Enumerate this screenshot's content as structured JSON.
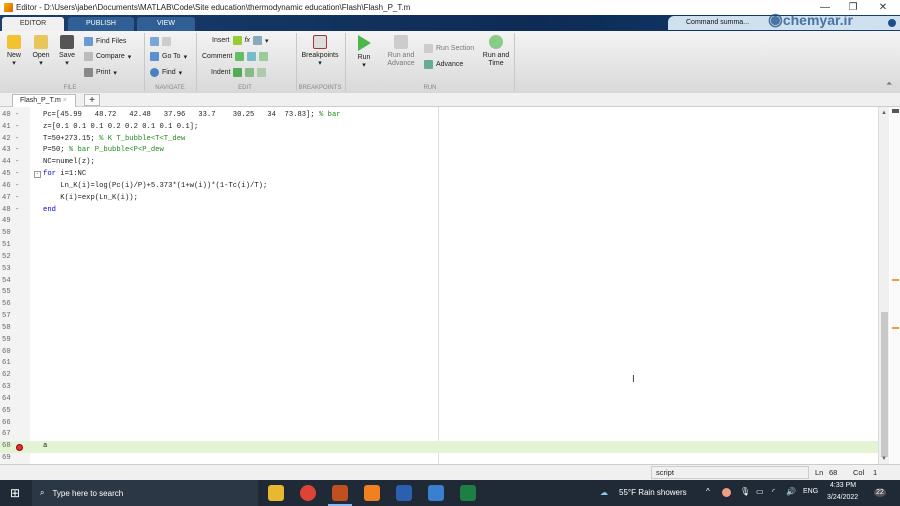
{
  "window": {
    "title": "Editor - D:\\Users\\jaber\\Documents\\MATLAB\\Code\\Site education\\thermodynamic education\\Flash\\Flash_P_T.m",
    "minimize": "—",
    "restore": "❐",
    "close": "✕"
  },
  "ribbon_tabs": [
    "EDITOR",
    "PUBLISH",
    "VIEW"
  ],
  "quick_access": {
    "command_summary": "Command summa..."
  },
  "watermark": "chemyar.ir",
  "ribbon": {
    "file": {
      "new": "New",
      "open": "Open",
      "save": "Save",
      "find_files": "Find Files",
      "compare": "Compare",
      "print": "Print",
      "section": "FILE"
    },
    "navigate": {
      "goto": "Go To",
      "find": "Find",
      "section": "NAVIGATE"
    },
    "edit": {
      "insert": "Insert",
      "comment": "Comment",
      "indent": "Indent",
      "fx": "fx",
      "section": "EDIT"
    },
    "breakpoints": {
      "label": "Breakpoints",
      "section": "BREAKPOINTS"
    },
    "run": {
      "run": "Run",
      "run_advance": "Run and Advance",
      "run_section": "Run Section",
      "advance": "Advance",
      "run_time": "Run and Time",
      "section": "RUN"
    }
  },
  "file_tab": {
    "name": "Flash_P_T.m",
    "close": "×",
    "add": "+"
  },
  "editor": {
    "lines": [
      {
        "n": "40 -",
        "code": "Pc=[45.99   48.72   42.48   37.96   33.7    30.25   34  73.83]; ",
        "comment": "% bar"
      },
      {
        "n": "41 -",
        "code": "z=[0.1 0.1 0.1 0.2 0.2 0.1 0.1 0.1];",
        "comment": ""
      },
      {
        "n": "42 -",
        "code": "T=50+273.15; ",
        "comment": "% K T_bubble<T<T_dew"
      },
      {
        "n": "43 -",
        "code": "P=50; ",
        "comment": "% bar P_bubble<P<P_dew"
      },
      {
        "n": "44 -",
        "code": "NC=numel(z);",
        "comment": ""
      },
      {
        "n": "45 -",
        "kw": "for",
        "code": " i=1:NC",
        "comment": ""
      },
      {
        "n": "46 -",
        "code": "    Ln_K(i)=log(Pc(i)/P)+5.373*(1+w(i))*(1-Tc(i)/T);",
        "comment": ""
      },
      {
        "n": "47 -",
        "code": "    K(i)=exp(Ln_K(i));",
        "comment": ""
      },
      {
        "n": "48 -",
        "kw": "end",
        "code": "",
        "comment": ""
      },
      {
        "n": "49",
        "code": "",
        "comment": ""
      },
      {
        "n": "50",
        "code": "",
        "comment": ""
      },
      {
        "n": "51",
        "code": "",
        "comment": ""
      },
      {
        "n": "52",
        "code": "",
        "comment": ""
      },
      {
        "n": "53",
        "code": "",
        "comment": ""
      },
      {
        "n": "54",
        "code": "",
        "comment": ""
      },
      {
        "n": "55",
        "code": "",
        "comment": ""
      },
      {
        "n": "56",
        "code": "",
        "comment": ""
      },
      {
        "n": "57",
        "code": "",
        "comment": ""
      },
      {
        "n": "58",
        "code": "",
        "comment": ""
      },
      {
        "n": "59",
        "code": "",
        "comment": ""
      },
      {
        "n": "60",
        "code": "",
        "comment": ""
      },
      {
        "n": "61",
        "code": "",
        "comment": ""
      },
      {
        "n": "62",
        "code": "",
        "comment": ""
      },
      {
        "n": "63",
        "code": "",
        "comment": ""
      },
      {
        "n": "64",
        "code": "",
        "comment": ""
      },
      {
        "n": "65",
        "code": "",
        "comment": ""
      },
      {
        "n": "66",
        "code": "",
        "comment": ""
      },
      {
        "n": "67",
        "code": "",
        "comment": ""
      },
      {
        "n": "68",
        "code": "a",
        "comment": "",
        "current": true,
        "breakpoint": true
      },
      {
        "n": "69",
        "code": "",
        "comment": ""
      }
    ]
  },
  "status": {
    "type": "script",
    "ln_label": "Ln",
    "ln": "68",
    "col_label": "Col",
    "col": "1"
  },
  "taskbar": {
    "search_placeholder": "Type here to search",
    "weather": "55°F  Rain showers",
    "lang": "ENG",
    "time": "4:33 PM",
    "date": "3/24/2022",
    "notifications": "22"
  }
}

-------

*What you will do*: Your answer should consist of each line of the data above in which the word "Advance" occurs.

*Answer for the task*:
      "run_advance": "Run and Advance",
      "advance": "Advance",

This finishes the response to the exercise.